The entire Ray Charles saga is far too extensive to enumerate here, so I would like to focus on one crucial period of his great career. It was a time in which Charles left Atlantic Records, where he had enjoyed enormous fame and fortune, and went looking for a new deal. He found it at ABC-Paramount, and his career soared to new heights.
The peak of Charles’ career at Atlantic had undoubtedly been the release of “What I Say” in 1959. The record was an enormous hit, but Charles saw an opportunity on the horizon with his Atlantic contract coming up for renewal in the fall of that year. He received several lucrative offers from other labels.
Charles decided not to try to renegotiate his Atlantic contract, and signed with ABC-Paramount Records in November. The deal gave him a $50,000 a year advance, a better royalty rate, and crucially, ownership of his master recordings. While Charles had been a successful songwriter during his Atlantic years, by this time he had pretty much given that up and decided to make his name as an interpreter of other people’s work.
The first single for ABC-Paramount was a little something called “Georgia On My Mind.” It was of course a huge hit in 1960, and won Charles a Grammy. The follow-up single, “Hit the Road Jack”, was also a hit, and won Charles another Grammy. The song was written by bluesman Percy Mayfield, who had sent an a cappella demo of it to Art Rupe of Specialty Records in 1960. “Hit the Road Jack” pits the male protagonist, Charles, against an angry woman, portrayed on the record by Raelette Margie Hendricks. The uproarious result finds Charles pleading for forgiveness with his pleas falling on the deaf ears of Hendricks who just wants him gone. “You can’t mean that,” Charles moans at the end of the record, but clearly she does.
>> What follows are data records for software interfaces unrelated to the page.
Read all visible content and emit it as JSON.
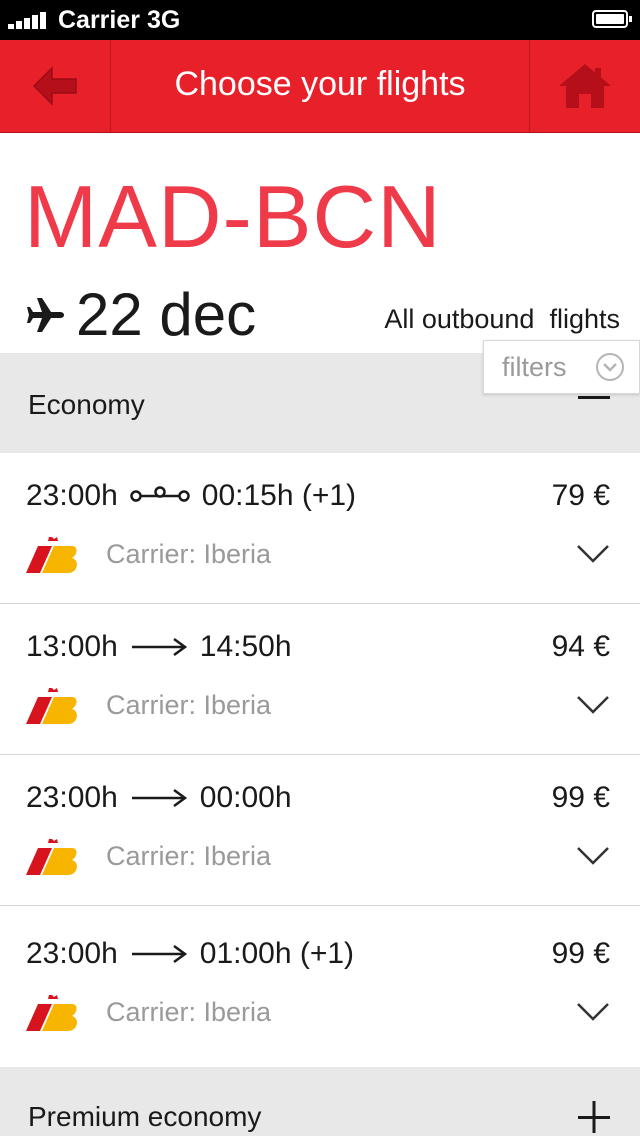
{
  "status_bar": {
    "carrier": "Carrier",
    "network": "3G"
  },
  "navbar": {
    "title": "Choose your flights",
    "back_icon": "arrow-left-icon",
    "home_icon": "home-icon"
  },
  "route": {
    "code": "MAD-BCN",
    "date": "22 dec",
    "outbound_label": "All outbound  flights"
  },
  "filters": {
    "label": "filters"
  },
  "sections": {
    "economy": {
      "title": "Economy",
      "toggle": "minus"
    },
    "premium": {
      "title": "Premium economy",
      "toggle": "plus"
    }
  },
  "flights": [
    {
      "depart": "23:00h",
      "arrive": "00:15h (+1)",
      "connector": "stops",
      "price": "79 €",
      "carrier": "Carrier: Iberia"
    },
    {
      "depart": "13:00h",
      "arrive": "14:50h",
      "connector": "direct",
      "price": "94 €",
      "carrier": "Carrier: Iberia"
    },
    {
      "depart": "23:00h",
      "arrive": "00:00h",
      "connector": "direct",
      "price": "99 €",
      "carrier": "Carrier: Iberia"
    },
    {
      "depart": "23:00h",
      "arrive": "01:00h (+1)",
      "connector": "direct",
      "price": "99 €",
      "carrier": "Carrier: Iberia"
    }
  ],
  "colors": {
    "brand_red": "#e8202a",
    "route_red": "#ef3a4a",
    "section_bg": "#e8e8e8",
    "muted_text": "#9a9a9a",
    "iberia_red": "#d7141e",
    "iberia_yellow": "#f7b500"
  }
}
The single spent two weeks at #1 on the Billboard Hot 100 in the fall of 1961. It did even better on the R&B chart where it held down the #1 spot for five weeks, and was Charles’ sixth record to reach the lofty position on that chart. It was #377 on Rolling Stone’s list of the 500 greatest songs of all time.
Ray Charles followed his early success at ABC-Paramount with the release of his legendary Modern Sounds of Country and Western Music Volumes One and Two in 1962. “I Can’t Stop Loving You” was the huge chart-topping single from the album. Other hits followed, but by 1964 younger artists were arriving on the scene from Motown and elsewhere.
Charles found some chart success with songs like “Let’s Go Get Stoned,” “I Don’t Need No Doctor,” and “Crying Time.” Although he continued an active recording career, the writing was on the wall. His days of having hit singles may have come to an end, but Charles remained a popular concert draw until his death in 2004. He remains an iconic figure in American music.